[Data — start]

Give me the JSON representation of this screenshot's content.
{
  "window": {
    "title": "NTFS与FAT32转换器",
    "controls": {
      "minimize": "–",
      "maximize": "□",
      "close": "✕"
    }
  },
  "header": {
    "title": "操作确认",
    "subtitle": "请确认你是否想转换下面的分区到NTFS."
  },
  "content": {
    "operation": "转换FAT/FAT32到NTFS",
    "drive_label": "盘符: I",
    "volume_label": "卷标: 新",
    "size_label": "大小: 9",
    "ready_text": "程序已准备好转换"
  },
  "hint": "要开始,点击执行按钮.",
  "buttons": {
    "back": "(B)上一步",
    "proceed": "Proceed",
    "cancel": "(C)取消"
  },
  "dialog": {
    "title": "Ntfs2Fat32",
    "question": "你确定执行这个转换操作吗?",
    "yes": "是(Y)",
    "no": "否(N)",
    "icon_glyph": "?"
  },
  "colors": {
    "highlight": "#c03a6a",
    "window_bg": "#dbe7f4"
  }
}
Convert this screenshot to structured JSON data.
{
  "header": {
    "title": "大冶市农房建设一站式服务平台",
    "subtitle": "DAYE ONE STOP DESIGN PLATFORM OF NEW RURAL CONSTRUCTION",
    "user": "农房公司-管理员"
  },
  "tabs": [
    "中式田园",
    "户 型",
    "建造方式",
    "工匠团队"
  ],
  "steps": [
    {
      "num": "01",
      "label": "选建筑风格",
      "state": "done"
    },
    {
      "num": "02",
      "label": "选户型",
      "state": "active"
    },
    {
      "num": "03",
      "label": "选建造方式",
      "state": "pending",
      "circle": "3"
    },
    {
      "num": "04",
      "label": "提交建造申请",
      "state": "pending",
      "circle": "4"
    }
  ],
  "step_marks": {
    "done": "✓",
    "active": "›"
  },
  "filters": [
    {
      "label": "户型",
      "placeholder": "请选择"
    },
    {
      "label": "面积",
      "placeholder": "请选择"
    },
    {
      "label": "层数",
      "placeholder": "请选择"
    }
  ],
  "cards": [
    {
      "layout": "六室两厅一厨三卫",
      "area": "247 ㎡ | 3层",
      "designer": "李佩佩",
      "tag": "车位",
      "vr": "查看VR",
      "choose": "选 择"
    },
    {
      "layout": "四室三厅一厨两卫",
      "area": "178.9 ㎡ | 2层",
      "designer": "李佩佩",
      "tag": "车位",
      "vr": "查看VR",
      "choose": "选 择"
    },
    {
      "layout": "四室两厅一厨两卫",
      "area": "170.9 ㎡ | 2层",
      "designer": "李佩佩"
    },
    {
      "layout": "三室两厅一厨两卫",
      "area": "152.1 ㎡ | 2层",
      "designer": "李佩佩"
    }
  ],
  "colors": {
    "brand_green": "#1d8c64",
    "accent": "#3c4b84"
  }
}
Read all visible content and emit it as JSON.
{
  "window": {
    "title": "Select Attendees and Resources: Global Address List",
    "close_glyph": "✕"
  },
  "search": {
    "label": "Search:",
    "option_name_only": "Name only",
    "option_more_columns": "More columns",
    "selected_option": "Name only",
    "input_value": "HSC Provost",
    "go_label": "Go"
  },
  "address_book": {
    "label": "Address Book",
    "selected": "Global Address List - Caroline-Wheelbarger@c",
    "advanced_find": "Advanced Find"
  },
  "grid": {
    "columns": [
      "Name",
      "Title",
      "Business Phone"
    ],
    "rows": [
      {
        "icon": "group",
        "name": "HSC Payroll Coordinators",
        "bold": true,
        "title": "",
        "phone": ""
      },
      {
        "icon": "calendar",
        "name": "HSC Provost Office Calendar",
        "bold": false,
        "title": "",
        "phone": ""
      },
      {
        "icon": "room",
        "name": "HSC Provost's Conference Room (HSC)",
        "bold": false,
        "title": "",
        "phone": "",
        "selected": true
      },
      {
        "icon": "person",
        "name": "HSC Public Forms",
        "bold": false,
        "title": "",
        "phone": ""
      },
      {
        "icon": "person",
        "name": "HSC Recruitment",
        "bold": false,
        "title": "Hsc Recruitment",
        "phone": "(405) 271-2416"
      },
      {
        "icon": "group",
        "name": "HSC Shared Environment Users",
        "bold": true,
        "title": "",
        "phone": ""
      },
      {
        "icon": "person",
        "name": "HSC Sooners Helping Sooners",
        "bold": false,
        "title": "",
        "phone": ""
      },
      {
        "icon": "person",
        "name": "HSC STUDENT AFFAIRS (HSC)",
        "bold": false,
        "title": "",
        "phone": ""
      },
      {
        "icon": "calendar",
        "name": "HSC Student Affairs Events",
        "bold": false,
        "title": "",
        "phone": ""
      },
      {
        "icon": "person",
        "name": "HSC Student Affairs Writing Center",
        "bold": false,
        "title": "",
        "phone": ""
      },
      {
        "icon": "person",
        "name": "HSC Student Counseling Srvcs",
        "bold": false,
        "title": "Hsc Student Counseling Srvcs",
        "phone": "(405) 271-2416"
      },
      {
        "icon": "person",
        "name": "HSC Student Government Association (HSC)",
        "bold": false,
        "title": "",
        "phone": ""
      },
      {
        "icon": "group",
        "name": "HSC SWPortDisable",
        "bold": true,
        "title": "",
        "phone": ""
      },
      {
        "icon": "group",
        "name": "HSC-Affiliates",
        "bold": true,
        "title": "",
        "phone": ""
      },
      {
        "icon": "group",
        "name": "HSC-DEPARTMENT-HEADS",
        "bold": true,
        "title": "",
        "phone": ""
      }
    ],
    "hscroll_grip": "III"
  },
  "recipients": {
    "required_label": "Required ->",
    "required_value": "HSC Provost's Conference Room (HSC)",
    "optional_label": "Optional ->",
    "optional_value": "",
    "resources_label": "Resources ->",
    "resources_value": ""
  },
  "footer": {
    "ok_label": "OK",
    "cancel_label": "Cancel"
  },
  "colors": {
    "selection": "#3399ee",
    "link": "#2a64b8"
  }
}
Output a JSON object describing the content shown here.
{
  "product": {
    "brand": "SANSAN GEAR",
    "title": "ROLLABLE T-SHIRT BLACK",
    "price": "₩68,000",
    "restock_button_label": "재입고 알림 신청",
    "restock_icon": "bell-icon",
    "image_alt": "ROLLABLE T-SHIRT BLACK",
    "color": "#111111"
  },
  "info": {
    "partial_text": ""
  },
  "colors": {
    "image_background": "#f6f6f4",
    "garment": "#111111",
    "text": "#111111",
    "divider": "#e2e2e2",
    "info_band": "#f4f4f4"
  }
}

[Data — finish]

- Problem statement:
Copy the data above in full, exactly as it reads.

- Response:
Give me the JSON representation of this screenshot's content.
{
  "window": {
    "title": "NTFS与FAT32转换器",
    "controls": {
      "minimize": "–",
      "maximize": "□",
      "close": "✕"
    }
  },
  "header": {
    "title": "操作确认",
    "subtitle": "请确认你是否想转换下面的分区到NTFS."
  },
  "content": {
    "operation": "转换FAT/FAT32到NTFS",
    "drive_label": "盘符: I",
    "volume_label": "卷标: 新",
    "size_label": "大小: 9",
    "ready_text": "程序已准备好转换"
  },
  "hint": "要开始,点击执行按钮.",
  "buttons": {
    "back": "(B)上一步",
    "proceed": "Proceed",
    "cancel": "(C)取消"
  },
  "dialog": {
    "title": "Ntfs2Fat32",
    "question": "你确定执行这个转换操作吗?",
    "yes": "是(Y)",
    "no": "否(N)",
    "icon_glyph": "?"
  },
  "colors": {
    "highlight": "#c03a6a",
    "window_bg": "#dbe7f4"
  }
}
Convert this screenshot to structured JSON data.
{
  "header": {
    "title": "大冶市农房建设一站式服务平台",
    "subtitle": "DAYE ONE STOP DESIGN PLATFORM OF NEW RURAL CONSTRUCTION",
    "user": "农房公司-管理员"
  },
  "tabs": [
    "中式田园",
    "户 型",
    "建造方式",
    "工匠团队"
  ],
  "steps": [
    {
      "num": "01",
      "label": "选建筑风格",
      "state": "done"
    },
    {
      "num": "02",
      "label": "选户型",
      "state": "active"
    },
    {
      "num": "03",
      "label": "选建造方式",
      "state": "pending",
      "circle": "3"
    },
    {
      "num": "04",
      "label": "提交建造申请",
      "state": "pending",
      "circle": "4"
    }
  ],
  "step_marks": {
    "done": "✓",
    "active": "›"
  },
  "filters": [
    {
      "label": "户型",
      "placeholder": "请选择"
    },
    {
      "label": "面积",
      "placeholder": "请选择"
    },
    {
      "label": "层数",
      "placeholder": "请选择"
    }
  ],
  "cards": [
    {
      "layout": "六室两厅一厨三卫",
      "area": "247 ㎡ | 3层",
      "designer": "李佩佩",
      "tag": "车位",
      "vr": "查看VR",
      "choose": "选 择"
    },
    {
      "layout": "四室三厅一厨两卫",
      "area": "178.9 ㎡ | 2层",
      "designer": "李佩佩",
      "tag": "车位",
      "vr": "查看VR",
      "choose": "选 择"
    },
    {
      "layout": "四室两厅一厨两卫",
      "area": "170.9 ㎡ | 2层",
      "designer": "李佩佩"
    },
    {
      "layout": "三室两厅一厨两卫",
      "area": "152.1 ㎡ | 2层",
      "designer": "李佩佩"
    }
  ],
  "colors": {
    "brand_green": "#1d8c64",
    "accent": "#3c4b84"
  }
}
Read all visible content and emit it as JSON.
{
  "window": {
    "title": "Select Attendees and Resources: Global Address List",
    "close_glyph": "✕"
  },
  "search": {
    "label": "Search:",
    "option_name_only": "Name only",
    "option_more_columns": "More columns",
    "selected_option": "Name only",
    "input_value": "HSC Provost",
    "go_label": "Go"
  },
  "address_book": {
    "label": "Address Book",
    "selected": "Global Address List - Caroline-Wheelbarger@c",
    "advanced_find": "Advanced Find"
  },
  "grid": {
    "columns": [
      "Name",
      "Title",
      "Business Phone"
    ],
    "rows": [
      {
        "icon": "group",
        "name": "HSC Payroll Coordinators",
        "bold": true,
        "title": "",
        "phone": ""
      },
      {
        "icon": "calendar",
        "name": "HSC Provost Office Calendar",
        "bold": false,
        "title": "",
        "phone": ""
      },
      {
        "icon": "room",
        "name": "HSC Provost's Conference Room (HSC)",
        "bold": false,
        "title": "",
        "phone": "",
        "selected": true
      },
      {
        "icon": "person",
        "name": "HSC Public Forms",
        "bold": false,
        "title": "",
        "phone": ""
      },
      {
        "icon": "person",
        "name": "HSC Recruitment",
        "bold": false,
        "title": "Hsc Recruitment",
        "phone": "(405) 271-2416"
      },
      {
        "icon": "group",
        "name": "HSC Shared Environment Users",
        "bold": true,
        "title": "",
        "phone": ""
      },
      {
        "icon": "person",
        "name": "HSC Sooners Helping Sooners",
        "bold": false,
        "title": "",
        "phone": ""
      },
      {
        "icon": "person",
        "name": "HSC STUDENT AFFAIRS (HSC)",
        "bold": false,
        "title": "",
        "phone": ""
      },
      {
        "icon": "calendar",
        "name": "HSC Student Affairs Events",
        "bold": false,
        "title": "",
        "phone": ""
      },
      {
        "icon": "person",
        "name": "HSC Student Affairs Writing Center",
        "bold": false,
        "title": "",
        "phone": ""
      },
      {
        "icon": "person",
        "name": "HSC Student Counseling Srvcs",
        "bold": false,
        "title": "Hsc Student Counseling Srvcs",
        "phone": "(405) 271-2416"
      },
      {
        "icon": "person",
        "name": "HSC Student Government Association (HSC)",
        "bold": false,
        "title": "",
        "phone": ""
      },
      {
        "icon": "group",
        "name": "HSC SWPortDisable",
        "bold": true,
        "title": "",
        "phone": ""
      },
      {
        "icon": "group",
        "name": "HSC-Affiliates",
        "bold": true,
        "title": "",
        "phone": ""
      },
      {
        "icon": "group",
        "name": "HSC-DEPARTMENT-HEADS",
        "bold": true,
        "title": "",
        "phone": ""
      }
    ],
    "hscroll_grip": "III"
  },
  "recipients": {
    "required_label": "Required ->",
    "required_value": "HSC Provost's Conference Room (HSC)",
    "optional_label": "Optional ->",
    "optional_value": "",
    "resources_label": "Resources ->",
    "resources_value": ""
  },
  "footer": {
    "ok_label": "OK",
    "cancel_label": "Cancel"
  },
  "colors": {
    "selection": "#3399ee",
    "link": "#2a64b8"
  }
}
Output a JSON object describing the content shown here.
{
  "product": {
    "brand": "SANSAN GEAR",
    "title": "ROLLABLE T-SHIRT BLACK",
    "price": "₩68,000",
    "restock_button_label": "재입고 알림 신청",
    "restock_icon": "bell-icon",
    "image_alt": "ROLLABLE T-SHIRT BLACK",
    "color": "#111111"
  },
  "info": {
    "partial_text": ""
  },
  "colors": {
    "image_background": "#f6f6f4",
    "garment": "#111111",
    "text": "#111111",
    "divider": "#e2e2e2",
    "info_band": "#f4f4f4"
  }
}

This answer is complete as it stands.